As if we didn’t have enough scam-ridden cryptocurrency out in the world already, on Friday a new coin based on The Lord of the Rings will enter the market. But that’s not the weirdest thing about “JRR Token,” the crypto that identifies itself as “one token that rules them all.” That honor goes to the message from Billy Boyd, the actor who played Pippin Took in Peter Jackson’s films, promoting the crypto.
Earlier this week, JRR Token—not to be confused with the author of the beloved saga, J.R.R. Tolkien—posted a 40-second video of Boyd speaking favorably about the new crypto. Boyd was paid to do the video via Cameo, the platform that allows people to pay celebrities to send them video messages, do live video calls, and write them direct messages. As of the time of publication, Boyd’s video had been viewed more than 198,000 times on JRR Token’s Twitter.
That’s a pretty big impact considering they paid about $145 for the video, which is Boyd’s rate on his Cameo page.

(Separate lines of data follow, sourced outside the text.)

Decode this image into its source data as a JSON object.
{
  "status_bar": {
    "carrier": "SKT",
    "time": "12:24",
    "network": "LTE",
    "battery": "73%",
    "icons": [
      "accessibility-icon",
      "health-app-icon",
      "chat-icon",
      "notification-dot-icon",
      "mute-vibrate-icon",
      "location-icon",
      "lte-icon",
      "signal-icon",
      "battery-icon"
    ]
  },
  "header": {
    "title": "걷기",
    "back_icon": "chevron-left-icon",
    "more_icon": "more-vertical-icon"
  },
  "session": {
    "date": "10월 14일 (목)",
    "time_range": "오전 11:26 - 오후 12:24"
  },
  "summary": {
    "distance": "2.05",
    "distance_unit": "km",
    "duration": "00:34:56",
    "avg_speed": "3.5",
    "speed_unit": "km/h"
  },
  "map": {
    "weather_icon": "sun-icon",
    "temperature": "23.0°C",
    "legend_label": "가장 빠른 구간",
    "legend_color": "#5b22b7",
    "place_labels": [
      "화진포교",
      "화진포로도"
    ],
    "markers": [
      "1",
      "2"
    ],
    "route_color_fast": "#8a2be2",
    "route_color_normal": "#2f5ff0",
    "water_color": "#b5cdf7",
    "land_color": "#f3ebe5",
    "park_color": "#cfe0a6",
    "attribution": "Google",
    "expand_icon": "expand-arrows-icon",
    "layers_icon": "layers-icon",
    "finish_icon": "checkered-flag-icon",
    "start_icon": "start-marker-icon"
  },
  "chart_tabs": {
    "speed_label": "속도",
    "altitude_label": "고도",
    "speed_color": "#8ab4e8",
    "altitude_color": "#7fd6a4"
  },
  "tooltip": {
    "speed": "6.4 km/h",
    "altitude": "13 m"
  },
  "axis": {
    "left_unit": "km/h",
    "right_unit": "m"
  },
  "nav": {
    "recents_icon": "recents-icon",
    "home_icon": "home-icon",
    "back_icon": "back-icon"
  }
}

While Boyd doesn’t explicitly tell people to buy the crypto in the video—in fact it looks like he’s reading a script they sent him most of the time—he does say that the currency will be around for the long haul. In addition, he adds that JRR Token will go “to the moon,” which in the crypto world means that the price of the currency will go way up. Not sure if Boyd knows the specific reference, though.
“Now, I’m here to tell you JRR was created with a mind to have a stable and sustainable crypto that would be embraced by adventurous spirits everywhere. Its ‘Tokenomics’ reflect that it will be around for the long haul,” Boyd said. “Do I think they’re going to the moon? There and back again.”
Funny enough, although Boyd ends with a reference to The Hobbit, it could be interpreted as a red flag in the crypto world. After all, if you want a price to go high, or to the moon, in theory I imagine you wouldn’t want the price to go low, or back again. Or maybe that’s just my interpretation.
JRR Token has been preparing to launch for the past few months, according to its website and social media activity. It appears to be yet another hype coin, which are created in the dozens on a daily basis by developers promising big returns. Making hype coins is easy, as explained by the New York Times, and fast. However, the majority of them become worthless after a few weeks.
What’s worrisome in this case though is that JRR Token’s creators got a well-known figure in the Lord of the Rings community to endorse their scam crypto. Even though the reception hasn’t been great, some people might genuinely believe what Boyd is saying and invest their money into JRR Token, which will be available for pre-sale on Friday.
Gizmodo reached out to Cameo for comment on Boyd’s video. We’ll make sure to update this blog if we receive a response.
At the end of the day, it’s likely that JRR Token won’t be around for much longer. Anything related to The Lord of the Rings and its author, J.R.R. Tolkien, is fiercely protected by the Tolkien estate, which isn’t shy about taking out its swords and suing.